Exercise data.

##############################

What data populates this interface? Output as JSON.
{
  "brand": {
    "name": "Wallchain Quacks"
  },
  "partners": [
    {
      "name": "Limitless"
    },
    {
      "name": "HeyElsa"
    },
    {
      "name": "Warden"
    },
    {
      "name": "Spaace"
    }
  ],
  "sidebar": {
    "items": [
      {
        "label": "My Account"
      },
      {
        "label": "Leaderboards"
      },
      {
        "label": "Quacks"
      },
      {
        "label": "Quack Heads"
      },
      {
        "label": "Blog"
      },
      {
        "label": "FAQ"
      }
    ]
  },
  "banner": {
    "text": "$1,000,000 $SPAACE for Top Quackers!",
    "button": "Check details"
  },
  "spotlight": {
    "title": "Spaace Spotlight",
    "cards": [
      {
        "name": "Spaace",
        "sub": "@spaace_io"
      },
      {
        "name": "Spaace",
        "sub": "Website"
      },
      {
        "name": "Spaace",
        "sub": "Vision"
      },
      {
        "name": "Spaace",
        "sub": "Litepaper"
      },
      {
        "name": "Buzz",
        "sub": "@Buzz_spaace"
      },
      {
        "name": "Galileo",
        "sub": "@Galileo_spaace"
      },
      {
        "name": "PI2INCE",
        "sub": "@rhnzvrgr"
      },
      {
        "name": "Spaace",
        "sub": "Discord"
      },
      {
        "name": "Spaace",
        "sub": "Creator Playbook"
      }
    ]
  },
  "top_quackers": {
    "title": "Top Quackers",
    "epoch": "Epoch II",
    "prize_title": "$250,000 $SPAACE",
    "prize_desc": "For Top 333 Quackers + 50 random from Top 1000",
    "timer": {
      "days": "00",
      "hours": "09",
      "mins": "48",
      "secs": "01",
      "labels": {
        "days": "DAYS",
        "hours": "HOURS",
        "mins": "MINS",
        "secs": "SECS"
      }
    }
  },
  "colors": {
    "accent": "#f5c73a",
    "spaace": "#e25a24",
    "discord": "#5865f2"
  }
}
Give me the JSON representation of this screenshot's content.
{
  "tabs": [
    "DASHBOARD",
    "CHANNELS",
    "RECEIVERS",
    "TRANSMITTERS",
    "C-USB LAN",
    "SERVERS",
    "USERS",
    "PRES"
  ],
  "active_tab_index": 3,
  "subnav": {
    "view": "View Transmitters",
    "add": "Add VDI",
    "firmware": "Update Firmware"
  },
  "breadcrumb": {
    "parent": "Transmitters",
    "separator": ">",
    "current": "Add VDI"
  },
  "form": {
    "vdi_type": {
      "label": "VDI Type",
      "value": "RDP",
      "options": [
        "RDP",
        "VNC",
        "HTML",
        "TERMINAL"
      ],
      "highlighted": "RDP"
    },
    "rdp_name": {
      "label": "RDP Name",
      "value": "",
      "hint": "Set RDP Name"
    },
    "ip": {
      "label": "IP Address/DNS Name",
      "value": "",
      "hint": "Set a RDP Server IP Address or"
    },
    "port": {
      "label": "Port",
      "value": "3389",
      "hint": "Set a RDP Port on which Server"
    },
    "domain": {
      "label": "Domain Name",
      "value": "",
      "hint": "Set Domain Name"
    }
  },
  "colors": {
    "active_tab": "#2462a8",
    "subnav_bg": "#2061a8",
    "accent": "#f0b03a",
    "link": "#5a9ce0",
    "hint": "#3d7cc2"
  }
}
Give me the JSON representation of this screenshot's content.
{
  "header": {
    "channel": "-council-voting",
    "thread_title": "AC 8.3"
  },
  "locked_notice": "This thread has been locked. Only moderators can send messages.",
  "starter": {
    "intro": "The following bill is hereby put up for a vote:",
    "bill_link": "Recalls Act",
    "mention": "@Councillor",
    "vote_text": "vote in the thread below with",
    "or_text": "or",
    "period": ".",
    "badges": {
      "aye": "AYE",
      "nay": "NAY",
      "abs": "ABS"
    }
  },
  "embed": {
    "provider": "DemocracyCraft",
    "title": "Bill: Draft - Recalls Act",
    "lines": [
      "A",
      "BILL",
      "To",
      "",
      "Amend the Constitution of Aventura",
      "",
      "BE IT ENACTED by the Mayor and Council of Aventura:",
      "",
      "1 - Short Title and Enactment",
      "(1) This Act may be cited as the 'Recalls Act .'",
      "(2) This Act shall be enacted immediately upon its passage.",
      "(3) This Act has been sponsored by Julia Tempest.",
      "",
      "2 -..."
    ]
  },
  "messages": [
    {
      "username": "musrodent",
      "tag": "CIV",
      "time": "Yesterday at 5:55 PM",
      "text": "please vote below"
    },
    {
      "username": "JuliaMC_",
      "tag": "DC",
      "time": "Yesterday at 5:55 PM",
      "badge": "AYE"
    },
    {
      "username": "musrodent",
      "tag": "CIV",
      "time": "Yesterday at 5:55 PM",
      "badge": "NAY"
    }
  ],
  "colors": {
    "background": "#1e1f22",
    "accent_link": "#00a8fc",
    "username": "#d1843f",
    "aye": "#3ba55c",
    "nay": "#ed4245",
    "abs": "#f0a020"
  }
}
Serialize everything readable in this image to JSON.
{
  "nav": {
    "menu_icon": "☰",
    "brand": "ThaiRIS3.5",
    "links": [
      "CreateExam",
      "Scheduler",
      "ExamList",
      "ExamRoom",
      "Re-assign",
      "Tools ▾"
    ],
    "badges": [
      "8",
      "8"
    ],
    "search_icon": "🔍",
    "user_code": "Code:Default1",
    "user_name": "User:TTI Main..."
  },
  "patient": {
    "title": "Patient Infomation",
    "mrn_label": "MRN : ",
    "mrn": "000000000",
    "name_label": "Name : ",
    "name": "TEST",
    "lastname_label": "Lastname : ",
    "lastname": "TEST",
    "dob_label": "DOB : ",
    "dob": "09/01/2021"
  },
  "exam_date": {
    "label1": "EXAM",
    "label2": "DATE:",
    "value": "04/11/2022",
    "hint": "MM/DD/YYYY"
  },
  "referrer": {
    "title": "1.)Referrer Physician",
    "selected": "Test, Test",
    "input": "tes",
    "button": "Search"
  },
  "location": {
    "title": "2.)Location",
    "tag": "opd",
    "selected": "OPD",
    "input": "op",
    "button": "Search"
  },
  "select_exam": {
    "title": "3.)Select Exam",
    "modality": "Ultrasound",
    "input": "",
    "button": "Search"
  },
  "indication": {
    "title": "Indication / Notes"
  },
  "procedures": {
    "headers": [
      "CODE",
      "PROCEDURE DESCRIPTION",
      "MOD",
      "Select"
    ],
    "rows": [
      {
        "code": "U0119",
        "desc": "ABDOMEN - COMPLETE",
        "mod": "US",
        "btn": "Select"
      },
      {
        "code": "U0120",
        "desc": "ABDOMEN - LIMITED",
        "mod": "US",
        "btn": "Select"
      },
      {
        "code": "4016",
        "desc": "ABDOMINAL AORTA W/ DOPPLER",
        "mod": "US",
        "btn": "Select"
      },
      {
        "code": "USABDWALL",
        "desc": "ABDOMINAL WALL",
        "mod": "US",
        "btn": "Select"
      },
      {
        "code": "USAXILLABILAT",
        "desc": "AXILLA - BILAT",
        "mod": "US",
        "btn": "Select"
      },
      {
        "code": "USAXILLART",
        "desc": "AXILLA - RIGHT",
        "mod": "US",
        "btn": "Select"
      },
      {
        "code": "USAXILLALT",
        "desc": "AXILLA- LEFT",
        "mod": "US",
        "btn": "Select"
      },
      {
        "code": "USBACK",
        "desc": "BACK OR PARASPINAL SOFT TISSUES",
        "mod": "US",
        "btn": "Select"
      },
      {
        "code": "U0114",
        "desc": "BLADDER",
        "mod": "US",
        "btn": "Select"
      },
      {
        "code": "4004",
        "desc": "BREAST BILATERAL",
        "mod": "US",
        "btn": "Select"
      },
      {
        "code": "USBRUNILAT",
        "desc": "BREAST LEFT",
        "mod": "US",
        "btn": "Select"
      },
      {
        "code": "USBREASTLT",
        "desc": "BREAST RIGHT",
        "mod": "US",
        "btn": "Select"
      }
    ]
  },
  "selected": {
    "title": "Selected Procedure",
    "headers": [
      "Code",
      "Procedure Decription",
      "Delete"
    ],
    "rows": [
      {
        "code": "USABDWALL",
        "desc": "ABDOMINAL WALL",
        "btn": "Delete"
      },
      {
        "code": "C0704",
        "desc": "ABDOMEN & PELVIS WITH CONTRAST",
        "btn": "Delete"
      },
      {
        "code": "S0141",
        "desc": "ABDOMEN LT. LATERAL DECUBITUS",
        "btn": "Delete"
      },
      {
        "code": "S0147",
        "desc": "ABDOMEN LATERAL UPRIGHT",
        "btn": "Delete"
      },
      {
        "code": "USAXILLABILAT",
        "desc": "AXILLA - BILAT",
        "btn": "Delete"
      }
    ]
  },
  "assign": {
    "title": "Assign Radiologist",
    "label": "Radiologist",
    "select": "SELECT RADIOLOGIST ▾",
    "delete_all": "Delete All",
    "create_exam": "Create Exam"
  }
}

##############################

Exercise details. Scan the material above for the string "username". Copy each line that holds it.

Answer to the problem.
      "username": "musrodent",
      "username": "JuliaMC_",
      "username": "musrodent",
    "username": "#d1843f",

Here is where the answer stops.